● What is needed:
Print the records exactly as written, and let no picture into the answer.

● Input data:
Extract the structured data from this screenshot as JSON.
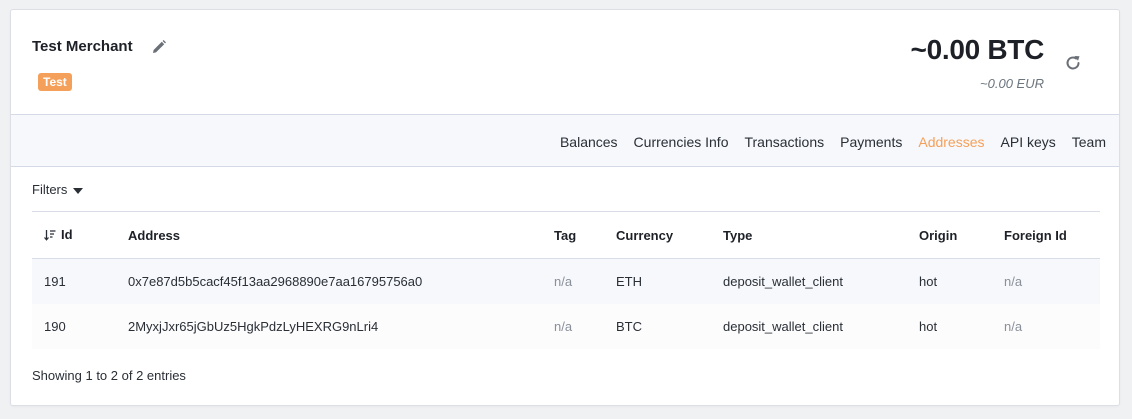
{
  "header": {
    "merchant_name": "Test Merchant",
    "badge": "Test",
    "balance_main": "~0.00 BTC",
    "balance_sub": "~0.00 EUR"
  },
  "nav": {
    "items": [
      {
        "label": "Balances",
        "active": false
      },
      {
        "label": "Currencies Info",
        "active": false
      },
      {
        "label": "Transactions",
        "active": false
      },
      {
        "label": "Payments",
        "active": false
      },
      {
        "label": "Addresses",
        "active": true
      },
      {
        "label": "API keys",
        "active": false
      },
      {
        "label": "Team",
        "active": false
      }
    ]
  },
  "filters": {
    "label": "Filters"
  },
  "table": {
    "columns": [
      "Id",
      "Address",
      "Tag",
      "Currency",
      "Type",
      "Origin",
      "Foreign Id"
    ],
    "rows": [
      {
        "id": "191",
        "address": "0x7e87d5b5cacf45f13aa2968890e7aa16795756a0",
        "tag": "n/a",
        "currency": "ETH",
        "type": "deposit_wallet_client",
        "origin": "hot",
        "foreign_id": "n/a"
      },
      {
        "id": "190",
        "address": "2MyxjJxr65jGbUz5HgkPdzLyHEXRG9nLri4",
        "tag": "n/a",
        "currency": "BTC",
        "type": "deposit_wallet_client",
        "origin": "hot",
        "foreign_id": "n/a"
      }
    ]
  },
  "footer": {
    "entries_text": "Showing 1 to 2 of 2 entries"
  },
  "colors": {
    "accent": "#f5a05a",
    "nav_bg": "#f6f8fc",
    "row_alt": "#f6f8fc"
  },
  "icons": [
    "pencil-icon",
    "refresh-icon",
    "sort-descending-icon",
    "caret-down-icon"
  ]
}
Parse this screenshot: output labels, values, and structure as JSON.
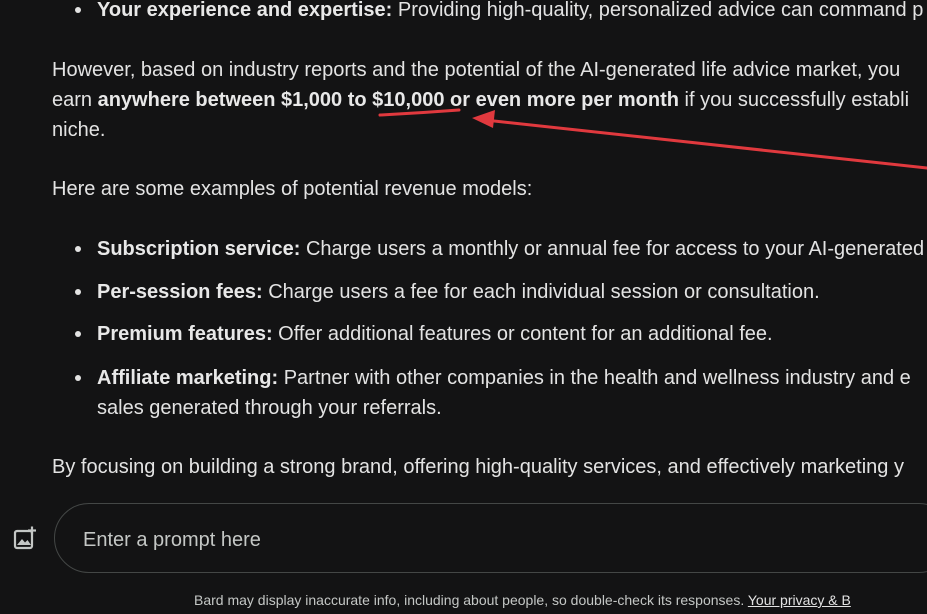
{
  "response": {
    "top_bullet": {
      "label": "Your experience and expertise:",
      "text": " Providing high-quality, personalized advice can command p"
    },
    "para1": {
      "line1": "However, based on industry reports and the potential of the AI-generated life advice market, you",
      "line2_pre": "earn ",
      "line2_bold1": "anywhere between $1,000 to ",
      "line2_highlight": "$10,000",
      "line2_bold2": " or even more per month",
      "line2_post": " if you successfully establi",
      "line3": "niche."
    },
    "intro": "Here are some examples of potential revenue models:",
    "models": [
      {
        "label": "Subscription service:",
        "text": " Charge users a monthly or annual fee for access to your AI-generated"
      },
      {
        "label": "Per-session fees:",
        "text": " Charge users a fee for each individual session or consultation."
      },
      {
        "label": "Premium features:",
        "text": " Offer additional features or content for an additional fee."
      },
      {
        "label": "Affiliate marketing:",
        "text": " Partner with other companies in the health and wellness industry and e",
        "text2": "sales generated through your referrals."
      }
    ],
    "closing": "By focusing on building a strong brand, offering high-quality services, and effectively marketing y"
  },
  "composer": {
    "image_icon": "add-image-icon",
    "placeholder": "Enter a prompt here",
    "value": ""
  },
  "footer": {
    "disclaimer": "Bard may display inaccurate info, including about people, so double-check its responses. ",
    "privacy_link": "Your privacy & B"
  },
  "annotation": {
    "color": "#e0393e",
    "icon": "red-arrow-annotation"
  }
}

● Solution to the problem:
Extract the structured data from this screenshot as JSON.
{
  "header": {
    "merchant_name": "Test Merchant",
    "badge": "Test",
    "balance_main": "~0.00 BTC",
    "balance_sub": "~0.00 EUR"
  },
  "nav": {
    "items": [
      {
        "label": "Balances",
        "active": false
      },
      {
        "label": "Currencies Info",
        "active": false
      },
      {
        "label": "Transactions",
        "active": false
      },
      {
        "label": "Payments",
        "active": false
      },
      {
        "label": "Addresses",
        "active": true
      },
      {
        "label": "API keys",
        "active": false
      },
      {
        "label": "Team",
        "active": false
      }
    ]
  },
  "filters": {
    "label": "Filters"
  },
  "table": {
    "columns": [
      "Id",
      "Address",
      "Tag",
      "Currency",
      "Type",
      "Origin",
      "Foreign Id"
    ],
    "rows": [
      {
        "id": "191",
        "address": "0x7e87d5b5cacf45f13aa2968890e7aa16795756a0",
        "tag": "n/a",
        "currency": "ETH",
        "type": "deposit_wallet_client",
        "origin": "hot",
        "foreign_id": "n/a"
      },
      {
        "id": "190",
        "address": "2MyxjJxr65jGbUz5HgkPdzLyHEXRG9nLri4",
        "tag": "n/a",
        "currency": "BTC",
        "type": "deposit_wallet_client",
        "origin": "hot",
        "foreign_id": "n/a"
      }
    ]
  },
  "footer": {
    "entries_text": "Showing 1 to 2 of 2 entries"
  },
  "colors": {
    "accent": "#f5a05a",
    "nav_bg": "#f6f8fc",
    "row_alt": "#f6f8fc"
  },
  "icons": [
    "pencil-icon",
    "refresh-icon",
    "sort-descending-icon",
    "caret-down-icon"
  ]
}
Parse this screenshot: output labels, values, and structure as JSON.
{
  "response": {
    "top_bullet": {
      "label": "Your experience and expertise:",
      "text": " Providing high-quality, personalized advice can command p"
    },
    "para1": {
      "line1": "However, based on industry reports and the potential of the AI-generated life advice market, you",
      "line2_pre": "earn ",
      "line2_bold1": "anywhere between $1,000 to ",
      "line2_highlight": "$10,000",
      "line2_bold2": " or even more per month",
      "line2_post": " if you successfully establi",
      "line3": "niche."
    },
    "intro": "Here are some examples of potential revenue models:",
    "models": [
      {
        "label": "Subscription service:",
        "text": " Charge users a monthly or annual fee for access to your AI-generated"
      },
      {
        "label": "Per-session fees:",
        "text": " Charge users a fee for each individual session or consultation."
      },
      {
        "label": "Premium features:",
        "text": " Offer additional features or content for an additional fee."
      },
      {
        "label": "Affiliate marketing:",
        "text": " Partner with other companies in the health and wellness industry and e",
        "text2": "sales generated through your referrals."
      }
    ],
    "closing": "By focusing on building a strong brand, offering high-quality services, and effectively marketing y"
  },
  "composer": {
    "image_icon": "add-image-icon",
    "placeholder": "Enter a prompt here",
    "value": ""
  },
  "footer": {
    "disclaimer": "Bard may display inaccurate info, including about people, so double-check its responses. ",
    "privacy_link": "Your privacy & B"
  },
  "annotation": {
    "color": "#e0393e",
    "icon": "red-arrow-annotation"
  }
}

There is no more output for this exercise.